AIM OF THE TASK: Write out every entry below exactly as it appears. Pictures do not belong in the copy.

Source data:
____________

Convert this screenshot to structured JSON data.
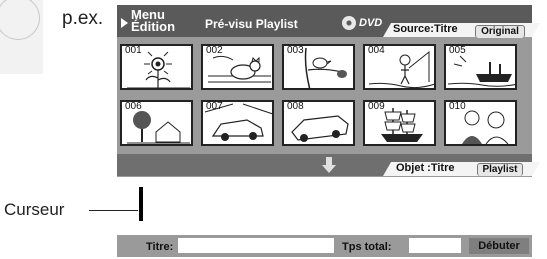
{
  "example_label": "p.ex.",
  "header": {
    "menu_line1": "Menu",
    "menu_line2": "Édition",
    "title": "Pré-visu Playlist",
    "dvd_label": "DVD",
    "source_label": "Source:Titre",
    "original_button": "Original"
  },
  "thumbnails": [
    {
      "number": "001",
      "icon": "sunflower"
    },
    {
      "number": "002",
      "icon": "cat"
    },
    {
      "number": "003",
      "icon": "bird-on-branch"
    },
    {
      "number": "004",
      "icon": "fisherman"
    },
    {
      "number": "005",
      "icon": "ship-at-sea"
    },
    {
      "number": "006",
      "icon": "house-with-tree"
    },
    {
      "number": "007",
      "icon": "car"
    },
    {
      "number": "008",
      "icon": "sedan"
    },
    {
      "number": "009",
      "icon": "sailing-ship"
    },
    {
      "number": "010",
      "icon": "people"
    }
  ],
  "object": {
    "label": "Objet :Titre",
    "playlist_button": "Playlist"
  },
  "footer": {
    "title_label": "Titre:",
    "title_value": "",
    "total_time_label": "Tps total:",
    "total_time_value": "",
    "start_button": "Débuter"
  },
  "cursor_label": "Curseur"
}
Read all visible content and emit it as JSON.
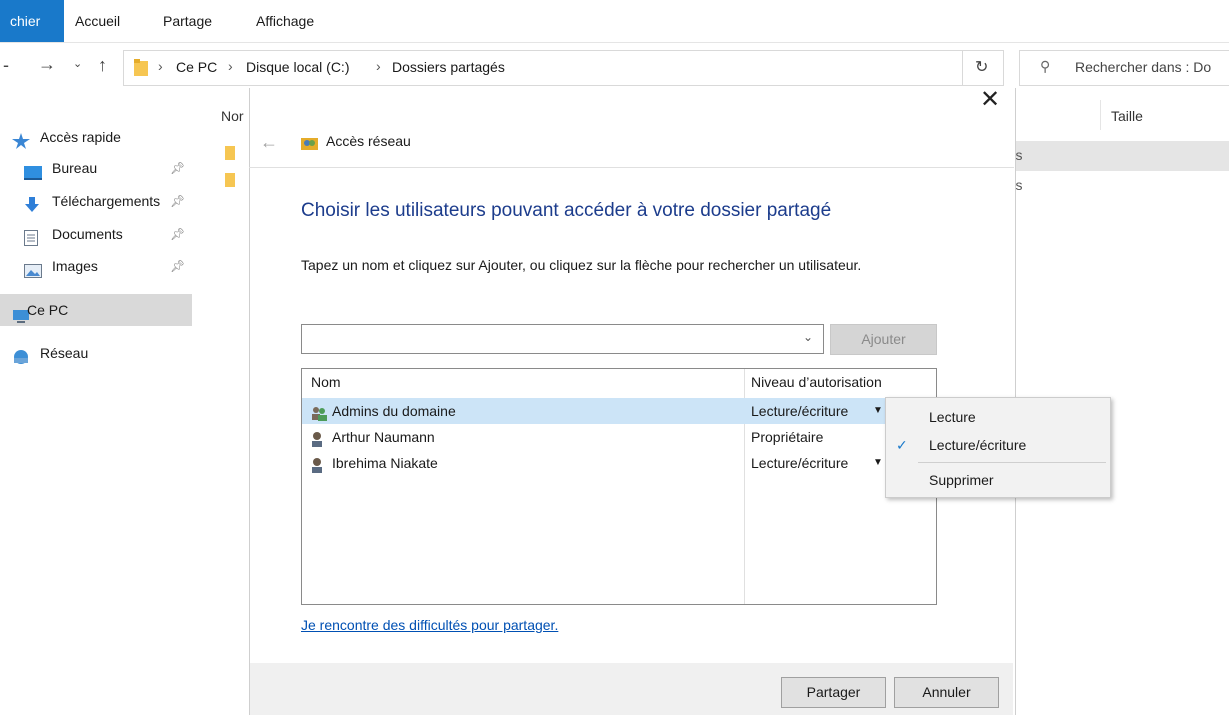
{
  "ribbon": {
    "tabs": [
      "chier",
      "Accueil",
      "Partage",
      "Affichage"
    ]
  },
  "address": {
    "crumbs": [
      "Ce PC",
      "Disque local (C:)",
      "Dossiers partagés"
    ],
    "search_placeholder": "Rechercher dans : Do"
  },
  "sidebar": {
    "items": [
      {
        "label": "Accès rapide",
        "icon": "star-icon"
      },
      {
        "label": "Bureau",
        "icon": "desktop-icon",
        "pinned": true
      },
      {
        "label": "Téléchargements",
        "icon": "download-icon",
        "pinned": true
      },
      {
        "label": "Documents",
        "icon": "documents-icon",
        "pinned": true
      },
      {
        "label": "Images",
        "icon": "images-icon",
        "pinned": true
      },
      {
        "label": "Ce PC",
        "icon": "computer-icon",
        "selected": true
      },
      {
        "label": "Réseau",
        "icon": "network-icon"
      }
    ]
  },
  "background_list": {
    "header_name": "Nor",
    "header_size": "Taille",
    "row_type_fragments": [
      "iers",
      "iers"
    ]
  },
  "dialog": {
    "title": "Accès réseau",
    "heading": "Choisir les utilisateurs pouvant accéder à votre dossier partagé",
    "instructions": "Tapez un nom et cliquez sur Ajouter, ou cliquez sur la flèche pour rechercher un utilisateur.",
    "input_value": "",
    "add_button": "Ajouter",
    "columns": {
      "name": "Nom",
      "level": "Niveau d’autorisation"
    },
    "users": [
      {
        "name": "Admins du domaine",
        "level": "Lecture/écriture",
        "has_dropdown": true,
        "selected": true,
        "icon": "group-icon"
      },
      {
        "name": "Arthur Naumann",
        "level": "Propriétaire",
        "has_dropdown": false,
        "selected": false,
        "icon": "user-icon"
      },
      {
        "name": "Ibrehima Niakate",
        "level": "Lecture/écriture",
        "has_dropdown": true,
        "selected": false,
        "icon": "user-icon"
      }
    ],
    "help_link": "Je rencontre des difficultés pour partager.",
    "share_button": "Partager",
    "cancel_button": "Annuler"
  },
  "context_menu": {
    "items": [
      {
        "label": "Lecture",
        "checked": false
      },
      {
        "label": "Lecture/écriture",
        "checked": true
      },
      {
        "label": "Supprimer",
        "checked": false
      }
    ]
  },
  "colors": {
    "accent": "#1979ca",
    "heading": "#1c3c8c",
    "selection": "#cce4f7",
    "link": "#0050b3"
  }
}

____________

SOLUTION FOR THIS TASK:
Convert this screenshot to structured JSON data.
{
  "example_label": "p.ex.",
  "header": {
    "menu_line1": "Menu",
    "menu_line2": "Édition",
    "title": "Pré-visu Playlist",
    "dvd_label": "DVD",
    "source_label": "Source:Titre",
    "original_button": "Original"
  },
  "thumbnails": [
    {
      "number": "001",
      "icon": "sunflower"
    },
    {
      "number": "002",
      "icon": "cat"
    },
    {
      "number": "003",
      "icon": "bird-on-branch"
    },
    {
      "number": "004",
      "icon": "fisherman"
    },
    {
      "number": "005",
      "icon": "ship-at-sea"
    },
    {
      "number": "006",
      "icon": "house-with-tree"
    },
    {
      "number": "007",
      "icon": "car"
    },
    {
      "number": "008",
      "icon": "sedan"
    },
    {
      "number": "009",
      "icon": "sailing-ship"
    },
    {
      "number": "010",
      "icon": "people"
    }
  ],
  "object": {
    "label": "Objet :Titre",
    "playlist_button": "Playlist"
  },
  "footer": {
    "title_label": "Titre:",
    "title_value": "",
    "total_time_label": "Tps total:",
    "total_time_value": "",
    "start_button": "Débuter"
  },
  "cursor_label": "Curseur"
}
Read all visible content and emit it as JSON.
{
  "ribbon": {
    "tabs": [
      "chier",
      "Accueil",
      "Partage",
      "Affichage"
    ]
  },
  "address": {
    "crumbs": [
      "Ce PC",
      "Disque local (C:)",
      "Dossiers partagés"
    ],
    "search_placeholder": "Rechercher dans : Do"
  },
  "sidebar": {
    "items": [
      {
        "label": "Accès rapide",
        "icon": "star-icon"
      },
      {
        "label": "Bureau",
        "icon": "desktop-icon",
        "pinned": true
      },
      {
        "label": "Téléchargements",
        "icon": "download-icon",
        "pinned": true
      },
      {
        "label": "Documents",
        "icon": "documents-icon",
        "pinned": true
      },
      {
        "label": "Images",
        "icon": "images-icon",
        "pinned": true
      },
      {
        "label": "Ce PC",
        "icon": "computer-icon",
        "selected": true
      },
      {
        "label": "Réseau",
        "icon": "network-icon"
      }
    ]
  },
  "background_list": {
    "header_name": "Nor",
    "header_size": "Taille",
    "row_type_fragments": [
      "iers",
      "iers"
    ]
  },
  "dialog": {
    "title": "Accès réseau",
    "heading": "Choisir les utilisateurs pouvant accéder à votre dossier partagé",
    "instructions": "Tapez un nom et cliquez sur Ajouter, ou cliquez sur la flèche pour rechercher un utilisateur.",
    "input_value": "",
    "add_button": "Ajouter",
    "columns": {
      "name": "Nom",
      "level": "Niveau d’autorisation"
    },
    "users": [
      {
        "name": "Admins du domaine",
        "level": "Lecture/écriture",
        "has_dropdown": true,
        "selected": true,
        "icon": "group-icon"
      },
      {
        "name": "Arthur Naumann",
        "level": "Propriétaire",
        "has_dropdown": false,
        "selected": false,
        "icon": "user-icon"
      },
      {
        "name": "Ibrehima Niakate",
        "level": "Lecture/écriture",
        "has_dropdown": true,
        "selected": false,
        "icon": "user-icon"
      }
    ],
    "help_link": "Je rencontre des difficultés pour partager.",
    "share_button": "Partager",
    "cancel_button": "Annuler"
  },
  "context_menu": {
    "items": [
      {
        "label": "Lecture",
        "checked": false
      },
      {
        "label": "Lecture/écriture",
        "checked": true
      },
      {
        "label": "Supprimer",
        "checked": false
      }
    ]
  },
  "colors": {
    "accent": "#1979ca",
    "heading": "#1c3c8c",
    "selection": "#cce4f7",
    "link": "#0050b3"
  }
}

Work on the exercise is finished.